*Instructions to follow*
Set down each entry exactly as given; pictures should not appear in the copy.

=== Section Start ===

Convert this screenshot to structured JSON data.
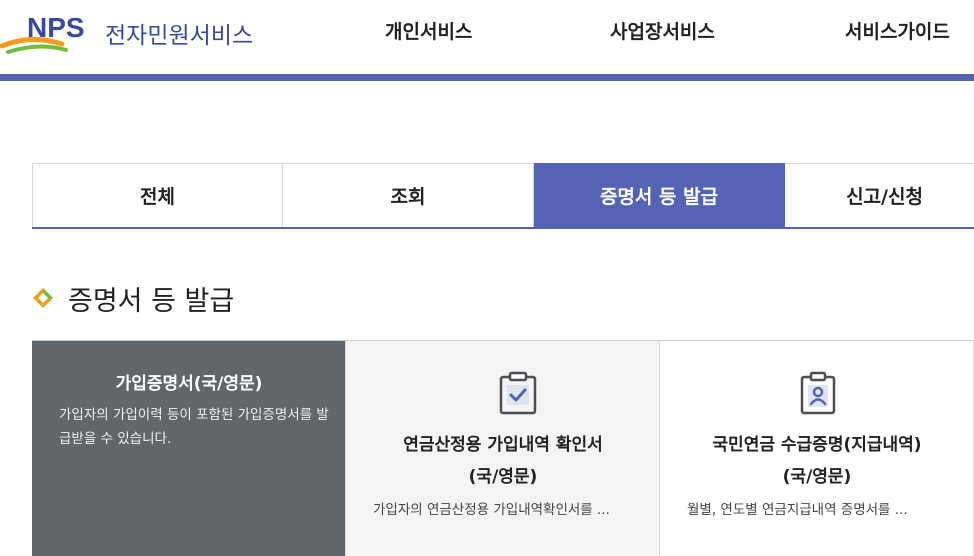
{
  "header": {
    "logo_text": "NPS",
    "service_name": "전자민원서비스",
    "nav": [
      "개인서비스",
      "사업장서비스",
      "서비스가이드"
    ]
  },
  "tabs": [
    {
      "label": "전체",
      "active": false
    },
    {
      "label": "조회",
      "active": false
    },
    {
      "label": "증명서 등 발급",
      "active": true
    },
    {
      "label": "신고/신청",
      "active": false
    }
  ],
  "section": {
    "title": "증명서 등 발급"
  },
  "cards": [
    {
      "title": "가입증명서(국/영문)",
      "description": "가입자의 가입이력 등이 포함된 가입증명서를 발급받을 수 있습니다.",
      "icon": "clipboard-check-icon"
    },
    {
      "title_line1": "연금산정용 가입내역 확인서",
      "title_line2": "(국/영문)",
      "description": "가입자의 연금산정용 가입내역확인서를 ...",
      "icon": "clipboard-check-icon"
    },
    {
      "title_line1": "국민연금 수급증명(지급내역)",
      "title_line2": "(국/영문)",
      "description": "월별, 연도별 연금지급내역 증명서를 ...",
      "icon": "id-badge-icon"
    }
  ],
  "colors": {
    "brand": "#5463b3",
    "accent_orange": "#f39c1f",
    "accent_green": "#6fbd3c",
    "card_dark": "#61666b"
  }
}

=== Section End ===

*Solution*
Convert this screenshot to structured JSON data.
{
  "header": {
    "logo_text": "NPS",
    "service_name": "전자민원서비스",
    "nav": [
      "개인서비스",
      "사업장서비스",
      "서비스가이드"
    ]
  },
  "tabs": [
    {
      "label": "전체",
      "active": false
    },
    {
      "label": "조회",
      "active": false
    },
    {
      "label": "증명서 등 발급",
      "active": true
    },
    {
      "label": "신고/신청",
      "active": false
    }
  ],
  "section": {
    "title": "증명서 등 발급"
  },
  "cards": [
    {
      "title": "가입증명서(국/영문)",
      "description": "가입자의 가입이력 등이 포함된 가입증명서를 발급받을 수 있습니다.",
      "icon": "clipboard-check-icon"
    },
    {
      "title_line1": "연금산정용 가입내역 확인서",
      "title_line2": "(국/영문)",
      "description": "가입자의 연금산정용 가입내역확인서를 ...",
      "icon": "clipboard-check-icon"
    },
    {
      "title_line1": "국민연금 수급증명(지급내역)",
      "title_line2": "(국/영문)",
      "description": "월별, 연도별 연금지급내역 증명서를 ...",
      "icon": "id-badge-icon"
    }
  ],
  "colors": {
    "brand": "#5463b3",
    "accent_orange": "#f39c1f",
    "accent_green": "#6fbd3c",
    "card_dark": "#61666b"
  }
}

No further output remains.